━━━━━ MATERIALS PROVIDED ━━━━━
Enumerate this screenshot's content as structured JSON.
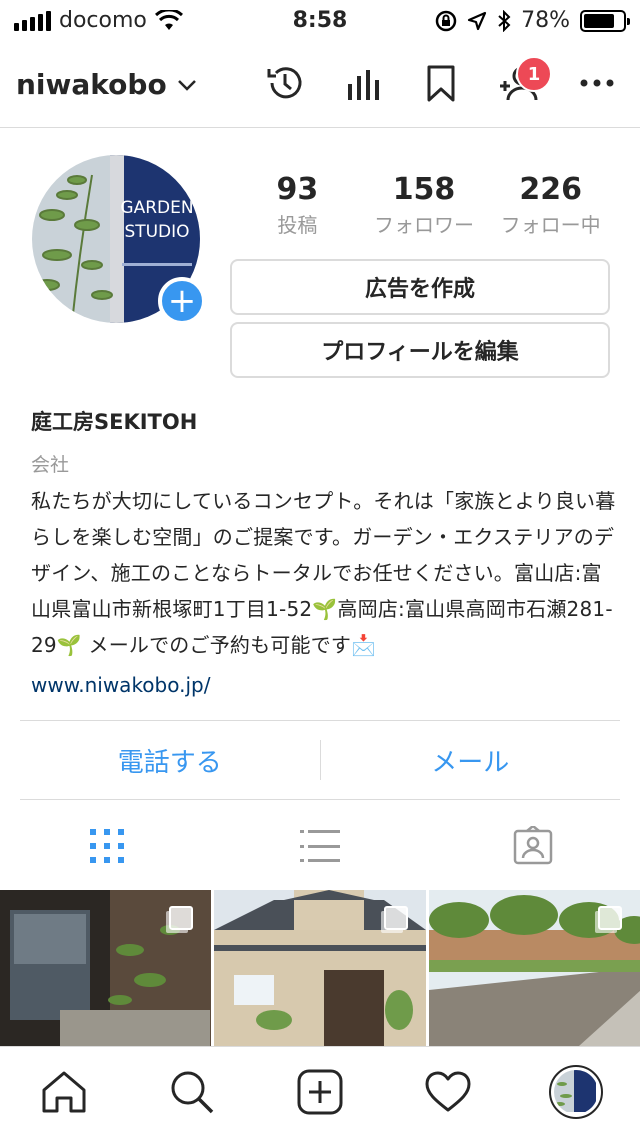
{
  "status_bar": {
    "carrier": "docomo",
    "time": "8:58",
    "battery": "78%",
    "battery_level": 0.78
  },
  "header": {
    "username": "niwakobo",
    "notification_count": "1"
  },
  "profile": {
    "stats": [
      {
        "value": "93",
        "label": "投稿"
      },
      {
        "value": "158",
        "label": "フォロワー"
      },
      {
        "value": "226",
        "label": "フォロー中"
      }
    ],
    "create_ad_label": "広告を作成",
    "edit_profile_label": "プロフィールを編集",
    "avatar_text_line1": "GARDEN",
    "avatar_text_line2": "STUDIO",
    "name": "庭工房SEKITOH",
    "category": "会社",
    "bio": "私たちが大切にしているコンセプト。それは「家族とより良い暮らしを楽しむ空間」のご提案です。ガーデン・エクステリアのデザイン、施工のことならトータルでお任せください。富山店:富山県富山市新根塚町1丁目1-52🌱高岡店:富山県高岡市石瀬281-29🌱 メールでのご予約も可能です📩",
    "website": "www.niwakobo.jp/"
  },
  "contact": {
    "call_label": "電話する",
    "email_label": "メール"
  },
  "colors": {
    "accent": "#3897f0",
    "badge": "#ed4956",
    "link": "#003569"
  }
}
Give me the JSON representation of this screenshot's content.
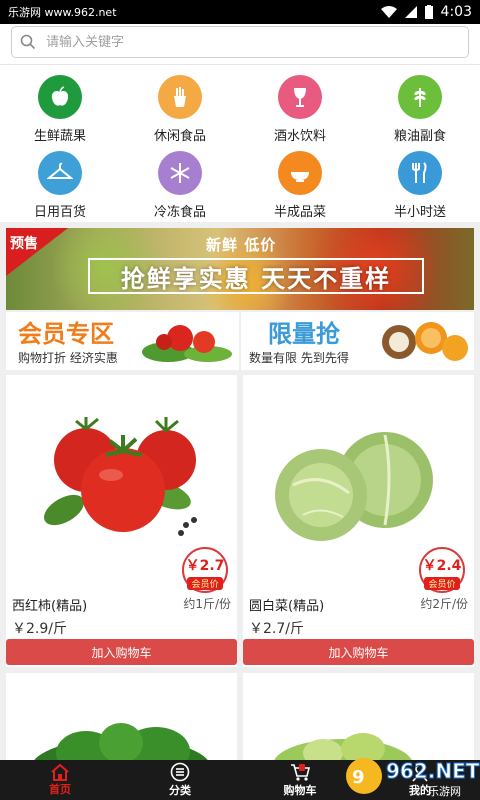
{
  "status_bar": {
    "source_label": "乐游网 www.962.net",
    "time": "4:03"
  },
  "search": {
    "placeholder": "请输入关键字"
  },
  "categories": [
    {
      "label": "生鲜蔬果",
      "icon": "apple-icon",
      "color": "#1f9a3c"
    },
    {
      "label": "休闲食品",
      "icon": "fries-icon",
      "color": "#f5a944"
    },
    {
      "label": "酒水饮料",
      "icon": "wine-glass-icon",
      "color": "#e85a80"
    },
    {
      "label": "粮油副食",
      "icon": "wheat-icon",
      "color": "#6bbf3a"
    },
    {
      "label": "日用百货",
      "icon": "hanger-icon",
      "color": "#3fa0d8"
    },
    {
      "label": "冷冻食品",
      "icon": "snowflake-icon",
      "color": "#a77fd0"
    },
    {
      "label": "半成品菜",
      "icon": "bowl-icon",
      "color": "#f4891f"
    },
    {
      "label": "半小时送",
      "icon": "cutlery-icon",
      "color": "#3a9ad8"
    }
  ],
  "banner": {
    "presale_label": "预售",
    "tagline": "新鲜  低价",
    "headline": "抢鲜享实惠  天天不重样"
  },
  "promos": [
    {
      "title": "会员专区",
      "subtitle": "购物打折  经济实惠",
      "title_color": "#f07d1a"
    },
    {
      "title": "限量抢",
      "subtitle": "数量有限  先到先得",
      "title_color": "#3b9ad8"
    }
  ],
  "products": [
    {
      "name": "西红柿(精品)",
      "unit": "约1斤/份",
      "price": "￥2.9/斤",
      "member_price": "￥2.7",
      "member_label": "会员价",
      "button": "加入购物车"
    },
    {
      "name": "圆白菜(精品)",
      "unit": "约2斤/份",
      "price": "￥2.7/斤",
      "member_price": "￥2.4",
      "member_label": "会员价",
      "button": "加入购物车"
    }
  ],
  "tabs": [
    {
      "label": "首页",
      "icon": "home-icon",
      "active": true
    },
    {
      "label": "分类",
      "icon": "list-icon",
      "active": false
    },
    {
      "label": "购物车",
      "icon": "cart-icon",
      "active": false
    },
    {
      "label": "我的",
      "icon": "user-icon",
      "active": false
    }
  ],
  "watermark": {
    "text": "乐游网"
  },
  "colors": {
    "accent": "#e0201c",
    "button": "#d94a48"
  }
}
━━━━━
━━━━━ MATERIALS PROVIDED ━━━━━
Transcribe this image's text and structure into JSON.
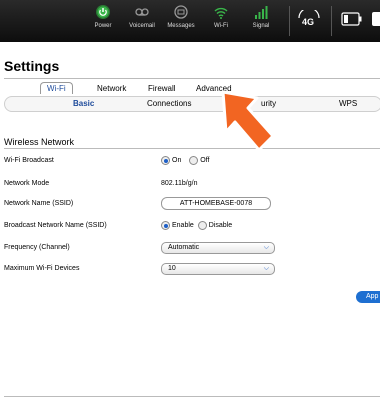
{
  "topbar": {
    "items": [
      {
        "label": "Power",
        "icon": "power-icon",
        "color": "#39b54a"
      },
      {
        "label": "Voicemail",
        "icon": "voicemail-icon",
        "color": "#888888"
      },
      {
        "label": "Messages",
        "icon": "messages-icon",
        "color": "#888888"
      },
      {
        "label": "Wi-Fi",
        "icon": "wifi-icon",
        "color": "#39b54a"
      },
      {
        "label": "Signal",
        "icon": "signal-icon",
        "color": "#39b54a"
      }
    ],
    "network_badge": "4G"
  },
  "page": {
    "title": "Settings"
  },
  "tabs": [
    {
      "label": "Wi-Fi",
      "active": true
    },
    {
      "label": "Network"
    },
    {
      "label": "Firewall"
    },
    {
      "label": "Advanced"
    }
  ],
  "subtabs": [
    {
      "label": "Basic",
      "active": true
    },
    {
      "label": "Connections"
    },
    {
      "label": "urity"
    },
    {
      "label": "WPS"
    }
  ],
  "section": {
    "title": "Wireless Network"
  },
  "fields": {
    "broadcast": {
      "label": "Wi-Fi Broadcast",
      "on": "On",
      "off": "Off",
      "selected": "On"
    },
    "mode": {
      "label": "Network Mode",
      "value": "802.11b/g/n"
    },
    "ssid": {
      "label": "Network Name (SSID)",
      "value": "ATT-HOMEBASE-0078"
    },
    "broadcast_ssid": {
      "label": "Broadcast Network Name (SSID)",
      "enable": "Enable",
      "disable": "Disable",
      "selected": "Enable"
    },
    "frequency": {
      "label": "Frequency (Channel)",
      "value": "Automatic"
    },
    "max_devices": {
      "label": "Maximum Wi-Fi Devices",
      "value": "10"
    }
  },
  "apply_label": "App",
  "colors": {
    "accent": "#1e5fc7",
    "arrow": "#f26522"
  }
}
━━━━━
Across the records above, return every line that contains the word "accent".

• **SOLUTION FOR THIS TASK**
    "accent": "#3897f0",
    "accent": "#e0201c",
    "accent": "#1e5fc7",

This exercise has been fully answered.